The concept is rather strange, as well. Is there something in other religions that simply requires a clergyman to bless it before it is considered to be fit for consumption?

Oh, wait. I suppose that if wine and bread can be considered blood and flesh (I have never understood the desire to eat one’s object of worship/salvation,) based on a clergyman’s words, anything is possible.

Where do the non-religious people get the concept from? More importantly, where are they all getting it from in conjunction with one another that they all use exactly the same wording?

Now, I have done my part to correct this gross misinformation by explaining to those that ask what kosher means. Namely, that we have a Rabbi go down to the plant, factory, or kitchen to make sure that no non-kosher ingredients, processes, or machinery are used for the production of our food. But I’d really like to know who the culprit for this one is.

Published in: on August 5, 2008 at 9:05 PM  Comments (5)  

Frumgirl 1: Shaved by the Bells

Right after I got married, when I still bothered to wear my fall every day, I encountered one of the stranger misconceptions about Orthodox Judaism.

“I thought all Jewish women shave their heads after marriage,” came out a black female classmate. This was news. Who tells people these things?

“Who told you this?” I asked. Was someone spreading rumors like that for fun?

“I don’t know, it’s just common knowledge.” Common knowledge? I’ve never met anyone else with that bit of “common” misconception. I wasn’t going to press it, though.

“So what’d you think when I showed up with this?” I pointed to my fall+hat.

I had dyed my hair to match my sheitels two months before my wedding instead of going nuts about duplicating my natural head. The transition from hair to fall was almost imperceptible. I don’t know why nobody else does it in that direction, even if they don’t have the two hundred shade hair color that wasn’t going to match anything perfectly like I did. It’s just so much less stress.

“I just thought you didn’t have to,” she admitted.

I readied myself, girding and guarding, and gleefully admitted, “This is a wig.”

“You’re kidding, right?” I started to shake my head no. “So you did have to shave your head?”

Her expression was priceless, so I set her straight.
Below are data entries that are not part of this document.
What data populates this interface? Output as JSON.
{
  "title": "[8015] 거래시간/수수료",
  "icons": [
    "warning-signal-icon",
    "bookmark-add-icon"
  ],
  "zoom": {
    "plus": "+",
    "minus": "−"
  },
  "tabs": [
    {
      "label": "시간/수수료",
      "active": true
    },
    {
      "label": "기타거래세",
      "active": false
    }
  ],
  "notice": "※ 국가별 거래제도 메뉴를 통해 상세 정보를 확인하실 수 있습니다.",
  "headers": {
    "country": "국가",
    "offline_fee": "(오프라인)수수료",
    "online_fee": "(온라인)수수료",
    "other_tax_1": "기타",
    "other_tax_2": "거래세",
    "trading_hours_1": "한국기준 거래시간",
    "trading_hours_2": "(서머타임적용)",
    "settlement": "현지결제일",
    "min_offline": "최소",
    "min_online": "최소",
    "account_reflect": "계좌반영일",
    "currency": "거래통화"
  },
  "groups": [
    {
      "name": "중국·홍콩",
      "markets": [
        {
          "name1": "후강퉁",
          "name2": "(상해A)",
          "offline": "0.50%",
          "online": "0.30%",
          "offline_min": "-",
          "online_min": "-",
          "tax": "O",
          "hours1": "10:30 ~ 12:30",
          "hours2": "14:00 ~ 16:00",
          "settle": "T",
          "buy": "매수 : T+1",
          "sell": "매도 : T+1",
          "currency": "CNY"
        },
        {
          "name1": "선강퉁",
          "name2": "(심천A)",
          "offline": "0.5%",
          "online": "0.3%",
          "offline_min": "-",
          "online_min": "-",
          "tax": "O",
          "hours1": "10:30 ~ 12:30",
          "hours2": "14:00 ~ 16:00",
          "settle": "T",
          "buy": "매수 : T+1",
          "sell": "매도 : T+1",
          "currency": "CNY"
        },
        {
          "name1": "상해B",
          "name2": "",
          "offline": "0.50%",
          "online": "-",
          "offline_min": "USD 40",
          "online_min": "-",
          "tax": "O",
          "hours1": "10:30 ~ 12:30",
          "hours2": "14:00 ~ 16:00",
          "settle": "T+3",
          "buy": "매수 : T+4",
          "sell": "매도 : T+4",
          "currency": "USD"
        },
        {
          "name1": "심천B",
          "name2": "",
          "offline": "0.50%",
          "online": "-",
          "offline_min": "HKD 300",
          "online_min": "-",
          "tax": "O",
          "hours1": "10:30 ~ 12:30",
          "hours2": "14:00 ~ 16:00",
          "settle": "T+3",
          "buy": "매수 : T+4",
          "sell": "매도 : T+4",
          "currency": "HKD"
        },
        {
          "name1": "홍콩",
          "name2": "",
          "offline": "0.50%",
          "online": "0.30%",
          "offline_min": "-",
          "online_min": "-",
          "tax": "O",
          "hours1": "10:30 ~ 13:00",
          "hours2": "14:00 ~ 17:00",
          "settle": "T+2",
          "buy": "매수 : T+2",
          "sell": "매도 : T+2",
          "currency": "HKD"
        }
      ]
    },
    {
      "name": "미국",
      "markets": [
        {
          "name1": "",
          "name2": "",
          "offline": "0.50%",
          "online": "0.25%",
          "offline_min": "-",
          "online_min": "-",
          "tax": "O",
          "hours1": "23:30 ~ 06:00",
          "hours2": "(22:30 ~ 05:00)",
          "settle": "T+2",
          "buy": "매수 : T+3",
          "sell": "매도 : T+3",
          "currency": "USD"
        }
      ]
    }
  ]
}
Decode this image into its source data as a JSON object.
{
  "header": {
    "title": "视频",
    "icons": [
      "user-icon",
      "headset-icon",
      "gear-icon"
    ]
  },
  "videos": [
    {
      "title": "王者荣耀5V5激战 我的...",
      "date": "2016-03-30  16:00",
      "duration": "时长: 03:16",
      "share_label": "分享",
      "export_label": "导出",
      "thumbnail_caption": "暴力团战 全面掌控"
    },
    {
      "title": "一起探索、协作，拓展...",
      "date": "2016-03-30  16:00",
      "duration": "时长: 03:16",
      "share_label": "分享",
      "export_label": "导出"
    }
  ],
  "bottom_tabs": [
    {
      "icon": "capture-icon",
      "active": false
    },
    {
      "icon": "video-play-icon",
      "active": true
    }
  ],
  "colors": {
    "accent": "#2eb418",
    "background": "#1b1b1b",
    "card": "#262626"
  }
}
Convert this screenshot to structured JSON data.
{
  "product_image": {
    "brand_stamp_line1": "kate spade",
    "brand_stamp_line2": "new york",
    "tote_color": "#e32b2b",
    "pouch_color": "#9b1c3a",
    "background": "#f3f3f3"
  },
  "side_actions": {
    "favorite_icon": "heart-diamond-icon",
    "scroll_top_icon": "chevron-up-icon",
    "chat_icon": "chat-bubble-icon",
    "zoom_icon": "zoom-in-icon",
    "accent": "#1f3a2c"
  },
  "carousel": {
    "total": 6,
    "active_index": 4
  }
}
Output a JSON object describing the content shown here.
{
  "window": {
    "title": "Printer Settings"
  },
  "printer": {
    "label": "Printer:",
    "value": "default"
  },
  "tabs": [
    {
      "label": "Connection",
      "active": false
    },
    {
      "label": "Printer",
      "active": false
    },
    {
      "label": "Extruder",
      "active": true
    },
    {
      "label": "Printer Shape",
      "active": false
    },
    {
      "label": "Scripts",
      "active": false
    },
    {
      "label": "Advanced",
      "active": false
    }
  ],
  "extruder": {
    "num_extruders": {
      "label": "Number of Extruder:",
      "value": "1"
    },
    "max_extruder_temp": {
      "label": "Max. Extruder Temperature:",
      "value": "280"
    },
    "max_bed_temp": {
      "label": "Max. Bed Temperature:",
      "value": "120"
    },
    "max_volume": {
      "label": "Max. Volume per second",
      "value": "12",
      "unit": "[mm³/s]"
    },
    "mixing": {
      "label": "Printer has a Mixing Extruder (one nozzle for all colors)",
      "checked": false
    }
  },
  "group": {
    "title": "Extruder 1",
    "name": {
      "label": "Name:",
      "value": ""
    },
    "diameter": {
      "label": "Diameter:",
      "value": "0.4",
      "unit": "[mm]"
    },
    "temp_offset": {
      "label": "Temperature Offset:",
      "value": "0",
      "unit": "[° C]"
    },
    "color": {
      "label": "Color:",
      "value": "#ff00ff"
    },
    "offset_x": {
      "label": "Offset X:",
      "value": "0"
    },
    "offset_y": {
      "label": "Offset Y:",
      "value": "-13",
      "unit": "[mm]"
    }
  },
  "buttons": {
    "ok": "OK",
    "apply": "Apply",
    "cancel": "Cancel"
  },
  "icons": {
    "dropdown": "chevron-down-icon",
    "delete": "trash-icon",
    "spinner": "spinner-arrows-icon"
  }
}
“Nah, that only Hassidic Jews, and not all of those, either,”

One day I’ll figure out who told her Jewish women shave their heads.

Published in: on May 11, 2008 at 12:03 PM  Comments (2)